Despite the bans on zero rating in India and some other countries, there is mounting evidence that offering users and customers access to valuable apps without charge provides both clear value and a sampling mechanism allowing Internet service providers to gain paying customers.
Without those paying customers, it will be very hard to create sustainable and widespread Internet access services in many rural and lower-income areas.
That is the principle behind Facebook’s Free Basics program. Now there is evidence that zero rating stimulates app usage in U.S. markets, especially related to use of video streaming apps and services.
U.S. users of mobile apps seem to be spending more time using the mobile network than Wi-Fi, according to a study conducted by P3 and commissioned by Fierce Wireless.
In the United States, Wi-Fi’s share of mobile app connection time has been declining since the beginning of 2016.
In January, some 60 percent of the time Verizon subscribers were using a mobile app, those interactions used a Wi-Fi connection.
By August, mobile app use when connected to Wi-Fi dropped to 52 percent.
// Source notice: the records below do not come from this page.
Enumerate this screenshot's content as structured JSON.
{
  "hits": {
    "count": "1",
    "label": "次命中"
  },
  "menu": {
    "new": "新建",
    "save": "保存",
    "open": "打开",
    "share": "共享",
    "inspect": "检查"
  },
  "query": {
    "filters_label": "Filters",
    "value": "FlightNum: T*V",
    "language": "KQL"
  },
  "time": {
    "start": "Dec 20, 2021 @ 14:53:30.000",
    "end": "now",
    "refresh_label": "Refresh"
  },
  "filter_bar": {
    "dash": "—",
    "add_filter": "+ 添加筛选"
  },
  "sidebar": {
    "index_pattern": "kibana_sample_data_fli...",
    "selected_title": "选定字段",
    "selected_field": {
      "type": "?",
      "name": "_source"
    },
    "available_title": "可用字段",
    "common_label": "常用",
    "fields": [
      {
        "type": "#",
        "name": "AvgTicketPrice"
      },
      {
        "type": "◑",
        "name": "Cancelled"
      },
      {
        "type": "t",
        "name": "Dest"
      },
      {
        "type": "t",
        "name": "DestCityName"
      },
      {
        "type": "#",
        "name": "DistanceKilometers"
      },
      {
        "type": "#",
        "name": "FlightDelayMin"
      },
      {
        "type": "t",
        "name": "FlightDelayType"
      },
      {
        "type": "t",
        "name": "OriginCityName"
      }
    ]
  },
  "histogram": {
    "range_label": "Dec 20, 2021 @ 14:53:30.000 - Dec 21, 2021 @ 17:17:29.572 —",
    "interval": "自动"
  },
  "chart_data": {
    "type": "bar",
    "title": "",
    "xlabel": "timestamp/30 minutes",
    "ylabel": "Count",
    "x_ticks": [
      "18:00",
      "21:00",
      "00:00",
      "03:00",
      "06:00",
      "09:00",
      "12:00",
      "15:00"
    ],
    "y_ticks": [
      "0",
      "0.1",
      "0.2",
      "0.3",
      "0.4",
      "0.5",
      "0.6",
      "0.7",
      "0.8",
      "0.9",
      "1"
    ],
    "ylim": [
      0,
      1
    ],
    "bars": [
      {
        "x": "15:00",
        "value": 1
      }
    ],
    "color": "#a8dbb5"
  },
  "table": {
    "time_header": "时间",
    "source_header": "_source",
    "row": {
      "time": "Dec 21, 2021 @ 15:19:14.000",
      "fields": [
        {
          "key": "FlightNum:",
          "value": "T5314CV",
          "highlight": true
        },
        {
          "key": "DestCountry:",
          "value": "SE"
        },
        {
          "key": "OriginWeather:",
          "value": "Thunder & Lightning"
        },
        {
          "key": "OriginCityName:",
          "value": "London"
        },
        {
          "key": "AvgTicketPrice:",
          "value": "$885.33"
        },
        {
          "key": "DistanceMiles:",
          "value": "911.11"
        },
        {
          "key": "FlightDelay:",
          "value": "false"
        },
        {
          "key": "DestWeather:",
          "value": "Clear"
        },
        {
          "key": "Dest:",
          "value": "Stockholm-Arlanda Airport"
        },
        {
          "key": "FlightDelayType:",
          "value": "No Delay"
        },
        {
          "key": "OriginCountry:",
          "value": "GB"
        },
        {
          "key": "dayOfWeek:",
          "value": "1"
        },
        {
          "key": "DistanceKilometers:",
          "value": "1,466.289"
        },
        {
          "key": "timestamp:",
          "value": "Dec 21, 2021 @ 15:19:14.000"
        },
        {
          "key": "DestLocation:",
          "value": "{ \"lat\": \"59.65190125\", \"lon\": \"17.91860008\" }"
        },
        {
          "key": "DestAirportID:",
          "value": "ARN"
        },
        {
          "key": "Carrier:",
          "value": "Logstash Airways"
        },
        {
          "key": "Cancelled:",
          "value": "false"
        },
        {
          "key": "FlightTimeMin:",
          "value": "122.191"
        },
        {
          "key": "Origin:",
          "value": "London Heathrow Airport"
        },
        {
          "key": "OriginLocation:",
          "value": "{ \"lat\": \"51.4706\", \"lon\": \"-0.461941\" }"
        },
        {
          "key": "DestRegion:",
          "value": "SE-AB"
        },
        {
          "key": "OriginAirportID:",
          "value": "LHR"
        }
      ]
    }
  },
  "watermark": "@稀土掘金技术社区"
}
In January, Sprint subscribers used Wi-Fi for apps 56 percent of the time. By the end of August, Wi-Fi was used for apps 45 percent of the time.
T-Mobile US customers had the smallest decline in Wi-Fi usage for apps. In January, Wi-Fi connections supported 40 percent of app usage time. By August, that figure was 39 percent.
Users of all the studied networks consume more data on Wi-Fi compared to the mobile network.
Only T-Mobile US customers spend more time using apps on the mobile network. Analysts at P3 believe that is a direct result of T-Mobile US “Binge On” plans that do not count streaming consumption against a data usage plan.
Verizon users show the fewest app sessions, lowest total data consumption and least amount of usage time among the four top U.S. mobile operators. T-Mobile US subscribers are the heaviest users across these categories.
Some would suggest that is because Verizon generally is considered to have the highest prices of the four carriers, while T-Mobile US has been the most-aggressive on price over the past several years.
Basic economic theory suggests that when a supplier lowers the price of some product in demand, customers buy or use more of that product.